Sugar – 25 Rubles per kilo;
Flour – 15 Rubles per kilo;
Salt – 15 Rubles per kilo;
Rice – do not have it;
Other grains – do not have it;
Loaf of bread – 17 Rubles;
Potatoes – 30 Rubles;
Onion – 65 Rubles;
Sauerkraut – 85 Rubles.

And all of the above are brought in such small quantities that the very wealthy will buy it at once and the rest of us will have nothing. So, such I found life in my homeland coming back from the three months internship at the Center. What kind of elections the guys in Anadyr and Moscow are talking about when people lost all trust in the authorities, the very same people we voted for in the last elections?

Alyona Aliapaak,
November 16, 1999

Umbrella Organization of Youth of Indigenous Peoples of the North, Siberia and Far East of the Russian Federation

Greetings from the Young People of Indigenous Peoples of the North, Siberia and Far East of the Russian Federation. We, the young generation of our nations, understand our responsibility for the future of our peoples. We also understand that only in our unity is our strength.

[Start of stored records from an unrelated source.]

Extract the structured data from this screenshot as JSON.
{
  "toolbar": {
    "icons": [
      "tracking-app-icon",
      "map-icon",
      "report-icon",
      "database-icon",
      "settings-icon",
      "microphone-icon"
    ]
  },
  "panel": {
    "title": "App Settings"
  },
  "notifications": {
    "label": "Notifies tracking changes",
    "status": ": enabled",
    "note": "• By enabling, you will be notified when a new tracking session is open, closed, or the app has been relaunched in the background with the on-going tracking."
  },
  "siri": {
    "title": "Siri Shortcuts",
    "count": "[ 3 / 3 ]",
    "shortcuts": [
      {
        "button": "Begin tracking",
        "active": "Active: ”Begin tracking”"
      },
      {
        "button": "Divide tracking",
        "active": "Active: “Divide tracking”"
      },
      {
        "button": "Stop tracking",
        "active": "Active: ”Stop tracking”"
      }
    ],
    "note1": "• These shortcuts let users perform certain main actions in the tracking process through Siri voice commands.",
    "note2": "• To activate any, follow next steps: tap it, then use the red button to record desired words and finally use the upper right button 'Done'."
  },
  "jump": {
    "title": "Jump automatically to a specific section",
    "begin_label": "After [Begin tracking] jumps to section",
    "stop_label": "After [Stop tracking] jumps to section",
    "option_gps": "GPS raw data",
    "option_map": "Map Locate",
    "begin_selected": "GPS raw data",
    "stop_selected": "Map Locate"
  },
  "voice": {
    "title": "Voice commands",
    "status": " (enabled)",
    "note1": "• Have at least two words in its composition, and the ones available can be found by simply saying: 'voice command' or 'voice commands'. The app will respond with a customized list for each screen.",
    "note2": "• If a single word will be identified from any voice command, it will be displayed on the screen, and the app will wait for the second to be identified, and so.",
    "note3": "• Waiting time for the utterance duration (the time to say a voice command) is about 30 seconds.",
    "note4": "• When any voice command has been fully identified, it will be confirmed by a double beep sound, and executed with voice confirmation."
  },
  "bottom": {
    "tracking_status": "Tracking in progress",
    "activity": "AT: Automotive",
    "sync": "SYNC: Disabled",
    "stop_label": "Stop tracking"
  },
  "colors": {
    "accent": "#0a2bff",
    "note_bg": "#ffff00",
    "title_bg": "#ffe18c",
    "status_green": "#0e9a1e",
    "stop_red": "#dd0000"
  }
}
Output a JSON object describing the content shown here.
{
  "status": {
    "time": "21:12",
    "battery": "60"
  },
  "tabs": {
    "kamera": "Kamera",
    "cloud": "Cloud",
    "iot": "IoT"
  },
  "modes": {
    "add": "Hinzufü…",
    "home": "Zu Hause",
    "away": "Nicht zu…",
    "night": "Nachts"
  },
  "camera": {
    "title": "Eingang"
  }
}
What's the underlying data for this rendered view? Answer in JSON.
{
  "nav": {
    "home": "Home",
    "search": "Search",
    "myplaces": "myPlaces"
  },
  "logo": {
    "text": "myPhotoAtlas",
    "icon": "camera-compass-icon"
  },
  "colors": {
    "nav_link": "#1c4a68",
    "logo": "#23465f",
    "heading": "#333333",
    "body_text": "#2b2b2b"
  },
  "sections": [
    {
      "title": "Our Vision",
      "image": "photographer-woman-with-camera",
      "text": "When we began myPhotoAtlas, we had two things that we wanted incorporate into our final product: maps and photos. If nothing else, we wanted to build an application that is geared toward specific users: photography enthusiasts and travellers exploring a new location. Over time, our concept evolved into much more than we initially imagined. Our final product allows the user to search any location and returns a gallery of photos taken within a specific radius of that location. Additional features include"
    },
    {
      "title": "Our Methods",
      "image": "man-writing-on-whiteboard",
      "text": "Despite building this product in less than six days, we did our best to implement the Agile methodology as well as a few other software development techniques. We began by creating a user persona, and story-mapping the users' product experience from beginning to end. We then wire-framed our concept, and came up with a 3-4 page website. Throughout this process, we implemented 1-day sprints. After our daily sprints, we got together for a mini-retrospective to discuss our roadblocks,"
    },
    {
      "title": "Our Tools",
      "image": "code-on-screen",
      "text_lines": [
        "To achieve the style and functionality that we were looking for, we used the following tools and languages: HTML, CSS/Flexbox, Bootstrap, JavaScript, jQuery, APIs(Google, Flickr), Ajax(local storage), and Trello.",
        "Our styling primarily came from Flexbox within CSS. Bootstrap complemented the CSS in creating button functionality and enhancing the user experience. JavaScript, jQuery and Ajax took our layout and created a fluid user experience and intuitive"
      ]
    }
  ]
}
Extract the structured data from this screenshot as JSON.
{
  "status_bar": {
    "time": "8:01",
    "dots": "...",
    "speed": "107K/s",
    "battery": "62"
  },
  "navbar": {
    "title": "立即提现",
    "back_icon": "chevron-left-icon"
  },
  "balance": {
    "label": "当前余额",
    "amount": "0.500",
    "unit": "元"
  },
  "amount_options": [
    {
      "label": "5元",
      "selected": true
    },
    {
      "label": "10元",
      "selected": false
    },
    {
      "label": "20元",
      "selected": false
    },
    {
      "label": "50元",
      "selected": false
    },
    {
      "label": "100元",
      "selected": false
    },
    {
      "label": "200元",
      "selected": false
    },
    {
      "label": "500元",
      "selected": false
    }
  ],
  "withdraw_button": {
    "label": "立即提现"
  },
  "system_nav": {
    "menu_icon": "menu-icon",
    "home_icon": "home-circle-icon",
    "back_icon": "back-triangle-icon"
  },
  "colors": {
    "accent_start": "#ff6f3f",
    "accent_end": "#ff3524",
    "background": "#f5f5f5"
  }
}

And so we took the first step in assuming that responsibility - on July 10, 1999, in Moscow, we united in umbrella organization, representing young people of 25 indigenous peoples of the North, Siberia and Far East of the Russian Federation. These peoples are: Yukagir, Even, Evenk, Shors, Chukchi, Khanty, Ultchi, Udege, Tyva-Todzha, Teleut, Selkoop, Sami, Nivkh, Nenetz, Negidal, Nganasan, Nanai, Mansi, Kumandin, Koriak, Keto, Itelmen, Dolgan, Veps and Altai. The governing body of the organization is the Council of Equals where every nation is represented by one voice. The Chairman of the Council is Mr. Andrey Isakov (Evenk), the Executive Secretary is Mr. Arat Khaidyp (Tyva-Todzhin). We appeal to all who hold sacred the right to self-determination and Human Rights, who shares our belief that it is the high time for young indigenous people to have their own voices, to make their own decisions for themselves and by themselves - work with us. The future of our peoples is what we, the young, will make of it! The next millennium is ours and we are ready to enter it together with you as one human family.

Mr. Andrey Isakov, Chairman
677013, Republic of Saha (Yakutia), Yakutsk, Kalandarashvili street, 27 - 8
Tel +7 (4112) 25 43 52, E-mail:
Mr. Arat Khaidyp, Executive Secretary,
129110, Moscow, Giliarovskogo street, 56
Tel +7 (095) 284 82 48, Fax +7 (095) 288 47 51, 284 80 45, E-mail: